▸ **DESCRIPTION OF THE TASK**
Set down a precise copy of the whole listing.

▸ **SUPPLIED RECORDS**
───
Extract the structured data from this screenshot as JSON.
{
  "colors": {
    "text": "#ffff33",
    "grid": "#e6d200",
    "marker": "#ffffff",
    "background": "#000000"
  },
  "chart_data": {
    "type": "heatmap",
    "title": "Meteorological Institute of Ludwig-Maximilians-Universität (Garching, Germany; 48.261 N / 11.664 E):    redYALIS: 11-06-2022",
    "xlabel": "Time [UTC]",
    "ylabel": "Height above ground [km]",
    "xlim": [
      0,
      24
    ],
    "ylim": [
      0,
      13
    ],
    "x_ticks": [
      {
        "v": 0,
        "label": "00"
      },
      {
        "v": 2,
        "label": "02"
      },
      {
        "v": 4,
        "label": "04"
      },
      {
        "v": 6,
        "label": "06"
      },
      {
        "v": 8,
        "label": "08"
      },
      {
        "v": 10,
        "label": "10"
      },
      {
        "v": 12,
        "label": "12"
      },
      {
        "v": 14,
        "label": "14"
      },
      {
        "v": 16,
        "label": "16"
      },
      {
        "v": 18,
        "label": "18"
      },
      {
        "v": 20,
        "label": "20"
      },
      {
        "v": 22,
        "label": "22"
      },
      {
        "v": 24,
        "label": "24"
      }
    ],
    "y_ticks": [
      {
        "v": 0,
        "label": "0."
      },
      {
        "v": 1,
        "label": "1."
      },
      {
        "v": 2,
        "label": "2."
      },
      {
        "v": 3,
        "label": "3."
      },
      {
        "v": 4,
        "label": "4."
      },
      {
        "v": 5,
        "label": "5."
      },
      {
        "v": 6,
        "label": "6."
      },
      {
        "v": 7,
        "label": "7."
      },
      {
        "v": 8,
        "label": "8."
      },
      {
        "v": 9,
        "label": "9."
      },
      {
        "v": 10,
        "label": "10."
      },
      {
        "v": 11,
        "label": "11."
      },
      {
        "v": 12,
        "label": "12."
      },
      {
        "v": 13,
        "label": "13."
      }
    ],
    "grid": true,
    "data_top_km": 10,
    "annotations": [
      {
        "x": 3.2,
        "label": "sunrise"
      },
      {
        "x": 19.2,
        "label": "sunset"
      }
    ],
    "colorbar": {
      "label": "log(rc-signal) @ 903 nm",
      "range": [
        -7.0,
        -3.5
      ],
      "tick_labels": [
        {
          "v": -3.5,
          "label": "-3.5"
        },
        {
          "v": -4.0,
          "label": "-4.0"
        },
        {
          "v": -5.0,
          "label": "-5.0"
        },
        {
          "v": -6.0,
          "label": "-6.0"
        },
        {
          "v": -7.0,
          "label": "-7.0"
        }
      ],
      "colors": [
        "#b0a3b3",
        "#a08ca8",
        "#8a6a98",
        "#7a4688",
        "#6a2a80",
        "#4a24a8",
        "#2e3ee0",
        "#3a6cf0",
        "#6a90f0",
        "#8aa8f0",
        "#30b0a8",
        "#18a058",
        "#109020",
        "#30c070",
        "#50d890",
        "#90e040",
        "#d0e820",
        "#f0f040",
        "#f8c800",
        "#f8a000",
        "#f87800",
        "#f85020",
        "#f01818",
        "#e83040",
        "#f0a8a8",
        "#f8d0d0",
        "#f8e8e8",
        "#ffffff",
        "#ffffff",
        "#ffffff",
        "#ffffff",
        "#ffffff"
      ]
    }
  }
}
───
▸ **EXERCISE ANSWER**
Extract the structured data from this screenshot as JSON.
{
  "colors": {
    "text": "#ffff33",
    "grid": "#e6d200",
    "marker": "#ffffff",
    "background": "#000000"
  },
  "chart_data": {
    "type": "heatmap",
    "title": "Meteorological Institute of Ludwig-Maximilians-Universität (Garching, Germany; 48.261 N / 11.664 E):    redYALIS: 11-06-2022",
    "xlabel": "Time [UTC]",
    "ylabel": "Height above ground [km]",
    "xlim": [
      0,
      24
    ],
    "ylim": [
      0,
      13
    ],
    "x_ticks": [
      {
        "v": 0,
        "label": "00"
      },
      {
        "v": 2,
        "label": "02"
      },
      {
        "v": 4,
        "label": "04"
      },
      {
        "v": 6,
        "label": "06"
      },
      {
        "v": 8,
        "label": "08"
      },
      {
        "v": 10,
        "label": "10"
      },
      {
        "v": 12,
        "label": "12"
      },
      {
        "v": 14,
        "label": "14"
      },
      {
        "v": 16,
        "label": "16"
      },
      {
        "v": 18,
        "label": "18"
      },
      {
        "v": 20,
        "label": "20"
      },
      {
        "v": 22,
        "label": "22"
      },
      {
        "v": 24,
        "label": "24"
      }
    ],
    "y_ticks": [
      {
        "v": 0,
        "label": "0."
      },
      {
        "v": 1,
        "label": "1."
      },
      {
        "v": 2,
        "label": "2."
      },
      {
        "v": 3,
        "label": "3."
      },
      {
        "v": 4,
        "label": "4."
      },
      {
        "v": 5,
        "label": "5."
      },
      {
        "v": 6,
        "label": "6."
      },
      {
        "v": 7,
        "label": "7."
      },
      {
        "v": 8,
        "label": "8."
      },
      {
        "v": 9,
        "label": "9."
      },
      {
        "v": 10,
        "label": "10."
      },
      {
        "v": 11,
        "label": "11."
      },
      {
        "v": 12,
        "label": "12."
      },
      {
        "v": 13,
        "label": "13."
      }
    ],
    "grid": true,
    "data_top_km": 10,
    "annotations": [
      {
        "x": 3.2,
        "label": "sunrise"
      },
      {
        "x": 19.2,
        "label": "sunset"
      }
    ],
    "colorbar": {
      "label": "log(rc-signal) @ 903 nm",
      "range": [
        -7.0,
        -3.5
      ],
      "tick_labels": [
        {
          "v": -3.5,
          "label": "-3.5"
        },
        {
          "v": -4.0,
          "label": "-4.0"
        },
        {
          "v": -5.0,
          "label": "-5.0"
        },
        {
          "v": -6.0,
          "label": "-6.0"
        },
        {
          "v": -7.0,
          "label": "-7.0"
        }
      ],
      "colors": [
        "#b0a3b3",
        "#a08ca8",
        "#8a6a98",
        "#7a4688",
        "#6a2a80",
        "#4a24a8",
        "#2e3ee0",
        "#3a6cf0",
        "#6a90f0",
        "#8aa8f0",
        "#30b0a8",
        "#18a058",
        "#109020",
        "#30c070",
        "#50d890",
        "#90e040",
        "#d0e820",
        "#f0f040",
        "#f8c800",
        "#f8a000",
        "#f87800",
        "#f85020",
        "#f01818",
        "#e83040",
        "#f0a8a8",
        "#f8d0d0",
        "#f8e8e8",
        "#ffffff",
        "#ffffff",
        "#ffffff",
        "#ffffff",
        "#ffffff"
      ]
    }
  }
}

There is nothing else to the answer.